Across the country, many in the healthcare marketplace — from doctors and hospitals to employers and benefits consultants — are trying to figure out where they fit into President Obama’s brave new healthcare world.
Adjusting to the law has been particularly difficult for insurance brokers.
They’re feeling the sting of smaller commissions thanks to new federal rules limiting how much insurers can spend on administration. Aetna, for instance, announced in December 2010 that it would cut agents’ commissions by 50 percent, which would apply to agents’ business nationwide.
With their incomes plummeting, will insurance agents go the way of the travel agent? Not necessarily. In fact, brokers can use health reform to their advantage if they marshal recent developments in technology to reinvent themselves as trusted — and money-saving — advisers for their clients.
As the primary source of coverage for most Americans, employers are desperate to rein in runaway healthcare costs, which have risen at triple the rate of wages. In just ten years, employers will spend an average of $28,530 on health insurance costs per employee — 166 percent more than they do today.
Many employers are just eating the yearly increase in the cost of benefits.
Others are being forced to shift costs to their employees or do away with certain benefits. Neither strategy is sustainable in the long term.
Pre-health reform, rising health costs weren’t always bad for brokers. After all, a more expensive policy translated into a higher commission.
But those days are over. Brokers will have to replace their lost commission income somehow. By providing expert counsel to their clients on how they can trim their health expenses — and then implementing that advice — brokers could shore up their bottom lines.
Advances in health information technology offer a tremendous opportunity to do just that.
At present, our fragmented and uncoordinated healthcare system delivers quality care but at extremely high cost. Better information systems could change that.
Today, there’s more data than ever on how patients consume health care.
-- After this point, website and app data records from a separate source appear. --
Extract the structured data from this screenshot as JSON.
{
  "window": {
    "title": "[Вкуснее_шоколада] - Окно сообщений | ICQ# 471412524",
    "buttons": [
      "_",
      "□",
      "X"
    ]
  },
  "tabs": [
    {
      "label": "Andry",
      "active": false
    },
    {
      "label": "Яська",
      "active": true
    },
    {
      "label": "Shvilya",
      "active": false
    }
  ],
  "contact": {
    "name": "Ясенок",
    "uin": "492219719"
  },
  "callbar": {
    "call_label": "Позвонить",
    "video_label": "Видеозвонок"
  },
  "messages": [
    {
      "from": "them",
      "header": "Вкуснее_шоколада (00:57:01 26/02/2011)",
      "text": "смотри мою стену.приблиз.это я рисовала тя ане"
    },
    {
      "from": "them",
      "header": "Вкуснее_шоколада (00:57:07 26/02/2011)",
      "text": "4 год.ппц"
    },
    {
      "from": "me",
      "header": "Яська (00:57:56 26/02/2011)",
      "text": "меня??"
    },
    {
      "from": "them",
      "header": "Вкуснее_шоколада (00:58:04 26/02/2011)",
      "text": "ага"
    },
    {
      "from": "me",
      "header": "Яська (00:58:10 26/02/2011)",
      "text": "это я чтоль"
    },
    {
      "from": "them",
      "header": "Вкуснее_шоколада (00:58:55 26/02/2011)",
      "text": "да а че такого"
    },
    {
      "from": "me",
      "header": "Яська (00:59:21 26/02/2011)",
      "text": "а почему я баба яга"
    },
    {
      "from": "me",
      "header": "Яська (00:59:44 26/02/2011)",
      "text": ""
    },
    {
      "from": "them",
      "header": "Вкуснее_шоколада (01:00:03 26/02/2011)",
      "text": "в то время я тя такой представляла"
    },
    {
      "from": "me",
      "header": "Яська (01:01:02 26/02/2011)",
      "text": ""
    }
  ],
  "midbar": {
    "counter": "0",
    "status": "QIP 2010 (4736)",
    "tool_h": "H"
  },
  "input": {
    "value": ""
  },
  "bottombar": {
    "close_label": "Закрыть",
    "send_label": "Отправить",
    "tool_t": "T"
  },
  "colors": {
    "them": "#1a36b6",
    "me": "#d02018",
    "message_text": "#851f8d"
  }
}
Prescription records, hospitalization records, and even biometric analyses can yield actionable information that can help firms cut health expenses.
For example, analysis of healthcare data might inform a firm that a large segment of its workforce suffers from serious but treatable conditions like high blood pressure. The data might also show whether employees are taking their medicines as prescribed. In both cases, taking action ahead of time could head off the need for more invasive — and more costly — procedures.
Federal privacy laws prevent employers from examining this data themselves.
These rules are designed to prevent a company from discriminating against employees with health problems, who may cost the firm more to insure.
That’s where brokers can fit in. As third parties, they’re not bound by the privacy regulations governing employers. Armed with insights gained from their clients’ employee claims data, brokers could implement targeted wellness or outreach programs that help workers better manage their health–and that lead to lower health expenses for employers.
The savings from such programs are significant. Harvard researchers have found that every dollar spent on wellness generates three dollars in savings. If brokers could grab just a fraction of those additional savings, they’d see their revenues shoot up even as their clients spent less on health benefits.
Moreover, since company savings wouldn’t come at the expense of workers — either through reduced benefits or more cost-sharing — morale among client firms’ employees wouldn’t suffer.
Some brokers have already deployed these technological tactics with their employer clients as part of a broader strategy to save them money without sacrificing the quality of their benefits.
Consider the case of the Men’s Wearhouse, a nationwide clothier. Its broker implemented a technology-focused strategy and was able to deliver $3.3 million in savings between 2009 and 2010. Without making any plan design changes, the retailer’s health costs declined by almost $500 per employee, year over year.
The federal reform effort has forever changed the healthcare landscape — and everyone from providers to insurers to consumers will have to adapt.
That process may be hardest for brokers. But new technologies will make that transition much easier — and could give brokers tools that make them more valuable than ever before. They should seize the opportunity.
Keith Lemer is President of WellNet Healthcare Group, Bethesda, Md.